It’s not just GPUs suffering chip shortages, there’s a year-long waiting list for routers

Newcomers might find it difficult to subscribe to broadband with creeping router shortages

Netgear's XR500 Nighthawk gaming router sits against a white background

We’re no stranger to stock shortages plaguing the best graphics cards, latest consoles, and, to some extent, the best gaming CPUs, but chips are now so scarce that they’re affecting routers, too. Bloomberg reports that supply chains are running dry, causing broadband providers across the world to wait more than double the length of time to receive their orders.

Usually, carriers would wait up to 30 weeks for a new batch of routers to arrive, but quotes now exceed a year at 60 weeks long as manufacturers continue to suffer from 2020’s factory shutdowns. This could eventually cap the amount of new subscribers a broadband provider can accommodate, which is particularly frustrating given the elevated demand for home broadband equipment but might see a respite as global lockdowns begin to ease.

No company’s run out of routers just yet, with Zyxel Communications’ head of European regional business, Karsten Gewecke, saying it has “been very close several times.” With the supply chokehold getting tighter, however, the Taiwan-based manufacturer says “it could still happen.”

This casts doubt on Acer’s hopeful outlook that chip availability will improve throughout the year, as stock looks like it’ll struggle until 2022 at the earliest.

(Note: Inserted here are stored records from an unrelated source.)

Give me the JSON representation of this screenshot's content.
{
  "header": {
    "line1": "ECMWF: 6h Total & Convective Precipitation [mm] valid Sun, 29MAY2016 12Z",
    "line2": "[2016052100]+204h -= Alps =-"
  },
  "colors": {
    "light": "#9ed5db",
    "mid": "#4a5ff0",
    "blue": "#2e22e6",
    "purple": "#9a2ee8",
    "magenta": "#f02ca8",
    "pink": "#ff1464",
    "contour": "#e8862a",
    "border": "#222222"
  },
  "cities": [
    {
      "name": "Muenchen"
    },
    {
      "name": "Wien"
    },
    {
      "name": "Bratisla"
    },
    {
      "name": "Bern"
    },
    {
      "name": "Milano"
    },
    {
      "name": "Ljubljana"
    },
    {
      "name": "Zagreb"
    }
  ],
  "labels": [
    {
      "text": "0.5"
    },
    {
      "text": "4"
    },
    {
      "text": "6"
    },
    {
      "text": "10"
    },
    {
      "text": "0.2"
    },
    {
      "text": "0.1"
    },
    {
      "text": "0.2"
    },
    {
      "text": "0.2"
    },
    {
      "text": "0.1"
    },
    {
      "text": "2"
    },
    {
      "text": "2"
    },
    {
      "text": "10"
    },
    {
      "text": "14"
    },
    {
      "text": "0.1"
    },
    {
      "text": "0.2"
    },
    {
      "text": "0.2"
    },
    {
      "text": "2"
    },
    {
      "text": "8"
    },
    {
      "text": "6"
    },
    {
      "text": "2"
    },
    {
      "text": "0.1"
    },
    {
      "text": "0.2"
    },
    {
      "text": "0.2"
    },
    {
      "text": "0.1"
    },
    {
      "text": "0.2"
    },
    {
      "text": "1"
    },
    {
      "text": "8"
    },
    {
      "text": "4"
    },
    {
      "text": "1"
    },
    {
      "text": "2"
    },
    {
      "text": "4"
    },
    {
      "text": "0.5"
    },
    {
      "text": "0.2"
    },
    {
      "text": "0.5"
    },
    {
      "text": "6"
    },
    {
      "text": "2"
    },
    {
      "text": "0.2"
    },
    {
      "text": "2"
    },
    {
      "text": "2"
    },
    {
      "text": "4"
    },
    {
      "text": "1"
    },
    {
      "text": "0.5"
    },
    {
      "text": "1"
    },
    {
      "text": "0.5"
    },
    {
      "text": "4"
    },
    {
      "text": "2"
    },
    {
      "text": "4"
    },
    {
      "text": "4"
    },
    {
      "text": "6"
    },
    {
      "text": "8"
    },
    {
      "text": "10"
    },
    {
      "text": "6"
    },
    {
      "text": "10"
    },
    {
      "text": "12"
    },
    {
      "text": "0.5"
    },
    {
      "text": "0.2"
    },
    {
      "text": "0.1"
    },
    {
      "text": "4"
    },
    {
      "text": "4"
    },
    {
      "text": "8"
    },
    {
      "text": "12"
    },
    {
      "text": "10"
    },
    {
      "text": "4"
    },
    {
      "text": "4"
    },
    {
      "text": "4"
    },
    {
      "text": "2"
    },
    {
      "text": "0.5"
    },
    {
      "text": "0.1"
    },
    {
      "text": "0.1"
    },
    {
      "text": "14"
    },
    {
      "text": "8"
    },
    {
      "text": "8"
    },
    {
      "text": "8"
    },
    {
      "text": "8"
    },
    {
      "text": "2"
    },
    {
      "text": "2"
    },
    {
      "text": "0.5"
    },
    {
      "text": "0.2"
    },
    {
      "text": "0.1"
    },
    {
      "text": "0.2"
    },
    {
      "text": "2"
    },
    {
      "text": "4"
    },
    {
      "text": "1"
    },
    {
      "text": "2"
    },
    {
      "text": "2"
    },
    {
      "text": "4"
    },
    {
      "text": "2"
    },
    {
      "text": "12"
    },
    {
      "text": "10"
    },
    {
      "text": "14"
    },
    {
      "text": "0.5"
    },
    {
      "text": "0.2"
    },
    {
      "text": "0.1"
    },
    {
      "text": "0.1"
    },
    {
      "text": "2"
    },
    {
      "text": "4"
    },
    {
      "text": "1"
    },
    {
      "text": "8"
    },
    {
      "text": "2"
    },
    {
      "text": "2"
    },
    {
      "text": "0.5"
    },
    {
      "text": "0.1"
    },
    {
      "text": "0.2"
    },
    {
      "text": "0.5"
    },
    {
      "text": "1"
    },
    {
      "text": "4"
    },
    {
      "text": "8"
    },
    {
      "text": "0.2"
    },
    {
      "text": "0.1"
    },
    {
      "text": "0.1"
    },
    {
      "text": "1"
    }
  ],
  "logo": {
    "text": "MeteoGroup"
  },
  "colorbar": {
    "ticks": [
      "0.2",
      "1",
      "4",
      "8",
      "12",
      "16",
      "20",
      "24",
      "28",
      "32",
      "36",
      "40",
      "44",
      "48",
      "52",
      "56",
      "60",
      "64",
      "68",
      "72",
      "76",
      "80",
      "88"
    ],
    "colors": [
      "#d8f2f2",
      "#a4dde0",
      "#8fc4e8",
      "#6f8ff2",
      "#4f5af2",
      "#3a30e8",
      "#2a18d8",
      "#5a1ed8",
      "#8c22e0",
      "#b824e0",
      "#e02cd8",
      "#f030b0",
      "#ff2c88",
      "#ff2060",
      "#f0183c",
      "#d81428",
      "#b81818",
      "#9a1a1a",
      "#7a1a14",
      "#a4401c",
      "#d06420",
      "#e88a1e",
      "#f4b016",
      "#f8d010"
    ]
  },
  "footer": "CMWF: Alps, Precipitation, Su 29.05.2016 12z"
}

On the plus side, you might be able to make a quick buck later in the year if you have a spare router lying around.